Negative Energy Balance:

 When the body is burning more calories than it is taking in, we effectively run out of our immediate fuel source e.g. blood/muscle/liver glycogen. Therefore, our bodies break down fat reserves in order to make up the difference, this leads to weight loss. Incorporating an energy deficit can be an excellent way to aid adaptations, and there are safe and effective ways to do this.  However, a severe negative energy balance can lead to a decline in metabolism and bone mass, reduced testosterone and thyroid hormones and negative implications for sports performance. Provided that activity levels remain the same, the ACSM recommends a calorie deficit of 500kcal per day for healthy weight loss in active populations (1lb loss per week). Furthermore, it is recommended to reduce fat intake to < 30% of overall energy intake, whilst maintaining a high protein intake (to reduce lean mass loss), and manipulating carbohydrate around training e.g. fueling before and replenishing after.

 

7 ways to achieve a negative energy balance:

  • Build muscle with intense muscle-damaging weight training (about 5 hours of total exercise each week) and proper evidence-based nutrition

  • Maximize post workout energy expenditure (afterburn) by using high-intensity exercise methods

  • Boost physical activity outside of your normal training routine e.g. walking/cycling to work

  • Increase thermic effect of feeding by increasing unprocessed food intake (this helps with other things too!)

  • Eat lean protein at regular intervals throughout the day

  • Sleep 7-9 hours each night

  • Don’t engage in ANY extreme diets! This often leads to overcompensation and a “F*ck it” mentality

 

Positive Energy Balance:

 When we are in a calorie surplus (eating more than we’re burning) the body is able to store this excess fuel for when it is later needed, leading to weight gain. Weight gain can be important for a number of reasons e.g. making weight for a fight, stepping up to a higher level of sport (varsity, college, pro), or simply gaining muscle. However, there are a number of dangerous implications for excessive overfeeding. With prolonged overfeeding, there is a greater risk of plaque deposits in our arteries, increased blood pressure and cholesterol, insulin resistance, as well as other major health implications. But just like weight loss, there is a healthy way to gain weight. It is recommended to increase calorie intake by 500kcal per day, whilst sticking to macronutrient recommendations and keeping a close eye on weight change.

 


7 ways to achieve a positive energy balance:

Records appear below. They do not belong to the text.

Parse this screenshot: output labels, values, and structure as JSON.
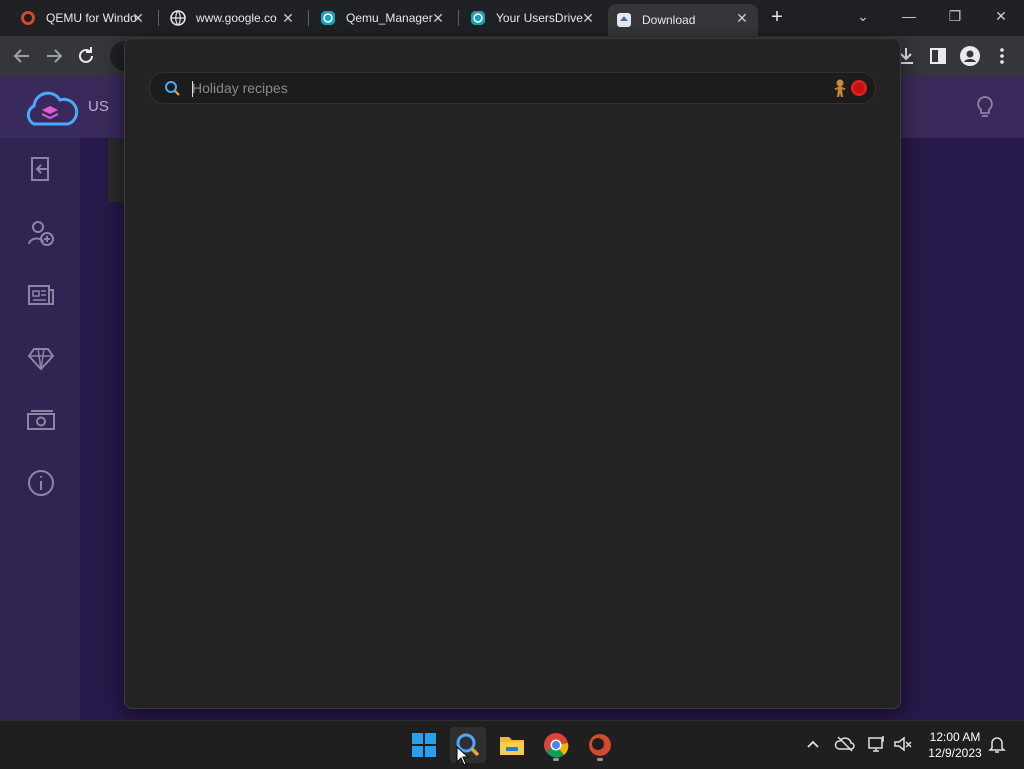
{
  "browser": {
    "tabs": [
      {
        "title": "QEMU for Windo",
        "icon": "qemu-icon"
      },
      {
        "title": "www.google.co",
        "icon": "globe-icon"
      },
      {
        "title": "Qemu_Manager",
        "icon": "qemu-manager-icon"
      },
      {
        "title": "Your UsersDrive",
        "icon": "usersdrive-icon"
      },
      {
        "title": "Download",
        "icon": "download-page-icon",
        "active": true
      }
    ],
    "close_glyph": "✕",
    "new_tab_glyph": "+",
    "window_controls": {
      "menu": "⌄",
      "minimize": "—",
      "maximize": "❐",
      "close": "✕"
    }
  },
  "page": {
    "header_text": "US",
    "sidebar_icons": [
      "logout-icon",
      "add-user-icon",
      "news-icon",
      "diamond-icon",
      "money-icon",
      "info-icon"
    ]
  },
  "search": {
    "placeholder": "Holiday recipes",
    "value": "",
    "doodle": "gingerbread-doodle-icon"
  },
  "taskbar": {
    "apps": [
      "windows-start-icon",
      "search-app-icon",
      "file-explorer-icon",
      "chrome-icon",
      "qemu-app-icon"
    ],
    "clock_time": "12:00 AM",
    "clock_date": "12/9/2023"
  },
  "colors": {
    "page_header": "#3a2a5c",
    "page_sidebar": "#2f2452",
    "page_main": "#27194a",
    "overlay": "#232323",
    "accent_blue": "#4aa8ff"
  }
}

  • Build muscle with intense muscle-damaging weight training (at least 4 hours of intense exercise per week) and proper evidence-based nutrition

  • Try to consume calories from liquids e.g. recovery shakes (this helps with maintaining appetite)

  • Build in energy-dense foods that don’t cause rapid satiety/fullness (nut butters, nuts, trail mix, oils, etc.)

  • Eat at regular intervals throughout the day

  • Incorporate additional omega-3 fats from whole food sources e.g. oily fish

  • Sleep 7-9 hours per night

  • Stay consistent with habits (to see results, you have to STICK WITH IT)

 

Summary:

Although energy balance may seem like a very simple mechanism, it is extremely complex and should be respected. There are a number of factors influencing this process, and therefore it is continually changing. This means that when employing a calorie deficit or calorie surplus, it is important to pay attention to changes in body weight, health, and performance! Furthermore, it is important to set realistic goals for yourself and to track your progress. This simple technique will avoid going to the extreme in either direction. Lastly, changes to energy balance do not need to be kept for an eternity, once you have reached your goal and are weight stable, there is no need to take the intervention any further.

 

 

Daniella Passwaters